On the world w
ide web at http://www.newscientist.com/editorial/editorial_223438.html.

105

http://www.wipo.int/eng/dg_idris.htm

106

http://www.wto.org/wto/about/meets.doc

107

Kopse, A.R., Girsberger, M.A., & Pythoud, F. (April 2000).
Draft Guidelines on Access and Benefit
-
shar
ing
Regarding the Utilization of Genetic Resources
. Convention on Biological Diversity. On the world wide web at
http://www.biodiv.org/cop5/pdf/English/COP
-
5
-
Inf21
-
e.pdf

108

Abraham, C. (April 11, 2000). "Reject 20,000 U.S. gene
-
patent applications, group ur
ges".
The Globe and
Mail
. Page A6.

109

Cosbey, A., Burgiel, S. (2000).
The Cartagena Protocol on Biosafety: An analysis of results.
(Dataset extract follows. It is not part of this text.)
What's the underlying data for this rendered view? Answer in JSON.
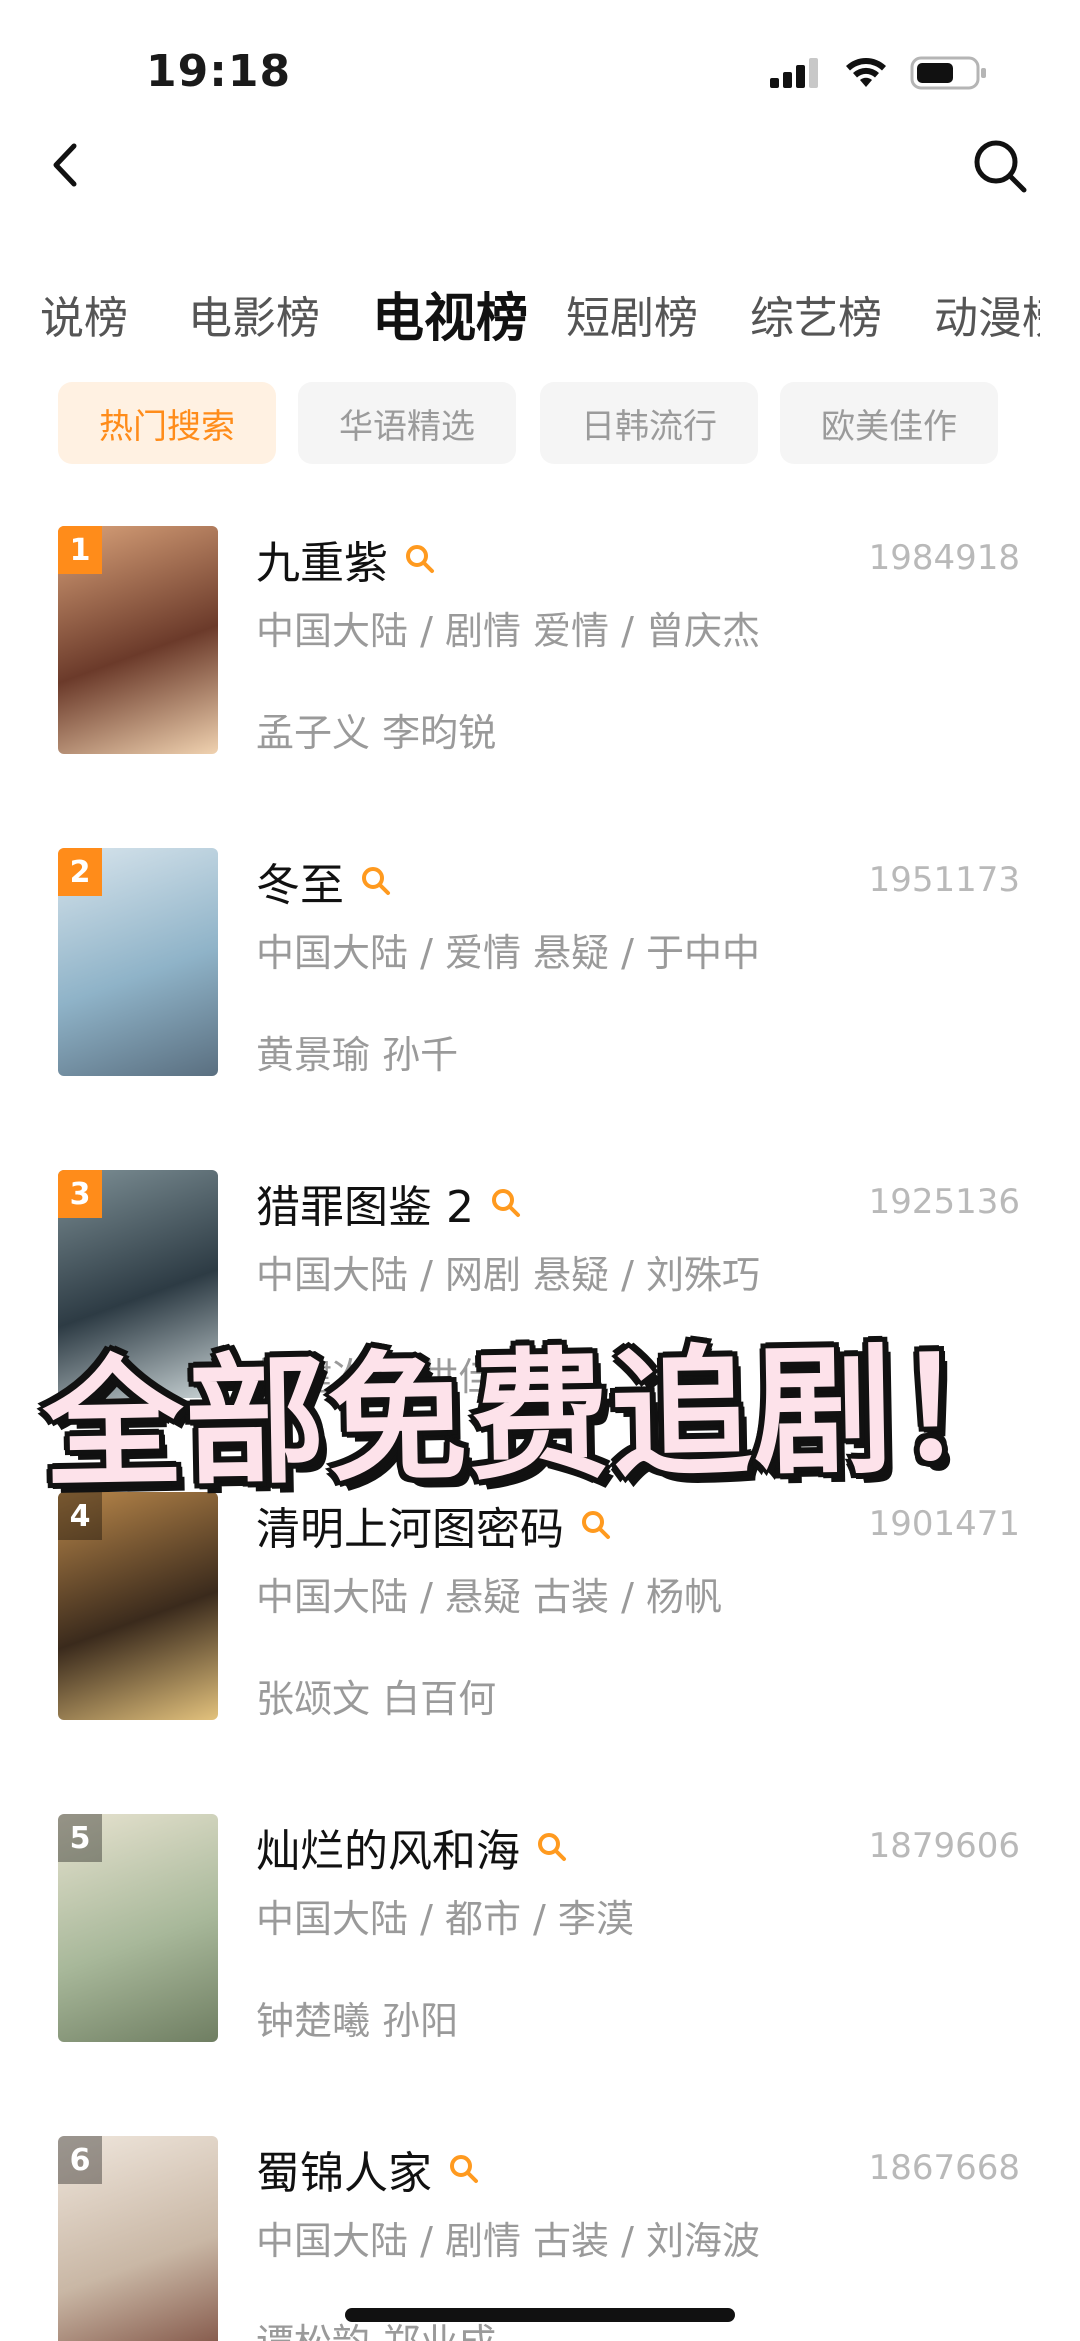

An IISD
Briefing Note.

Winnipeg: International Institute for Sustainable Development. http://www.iisd.ca

110

UN Wire. (December
14, 1999). "Hazardous Waste: Officials Approve International Liability Regime". On
the world wide web at http://www.unfoundation.org/unwire/archives/ UNWIRE991214.cfm#15

111

UN Wire. (April 12, 2000). "Genetic Engineering: EU Commissioner Opposes Liability P
roposal". On the
world wide web at http://www.unfoundation.org/unwire/archives/ UNWIRE000412.cfm#12

112

European Commission. (April 12, 2000). "Commissioner Wallstrom Welcomes EP Endorsement of Stricter
and More Transparent EU Rules for GMOs". On the world w
ide web at
http://europa.eu.int/rapid/start/cgi/guesten.ksh?p_action.gettxt=gt&doc=IP/00/374|0|RAPID&lg=EN

113

The Appellate Body in the WTO's Shrimp
-
Turtle case looked to various MEA's including the Convention
on Biological Diversity to define "natural reso
urces".

114

This section has been adapted from the analysis of the Cartagena Protocol by IISD: Cosbey, A., Burgiel,
S. (2000).
The Cartagena Protocol on Biosafety: An analysis of results. An IISD Briefing Note.

Winnipeg:
International Institute for Sustaina
ble Development. http://www.iisd.ca

115

http://www.un.org/esa/sustdev/biot.htm

116

UNCTAD. "The Biotrade Initiative". On the world wide web at http:www.biotrade.org/initiative.htm

117

Reinicke, W.H. (Winter 1999/2000). “The Other World Wide Web: Global Public Po
licy Networks”.
Foreign
Policy Magazine.


118

Annan, K. A. (2000).
We the Peoples. The Role of the United Nations in the 21st Century
. New York:
United Nations.

119

Reinecke, W.H. & Deng, F.M. (2000).
Critical Choices: The United Nations, networks, and the fut
ure of
global governance.

Page 12. On the world wide web at
http://www.globalpublicpolicy.net/Critical%20Choices%20Final.pdf.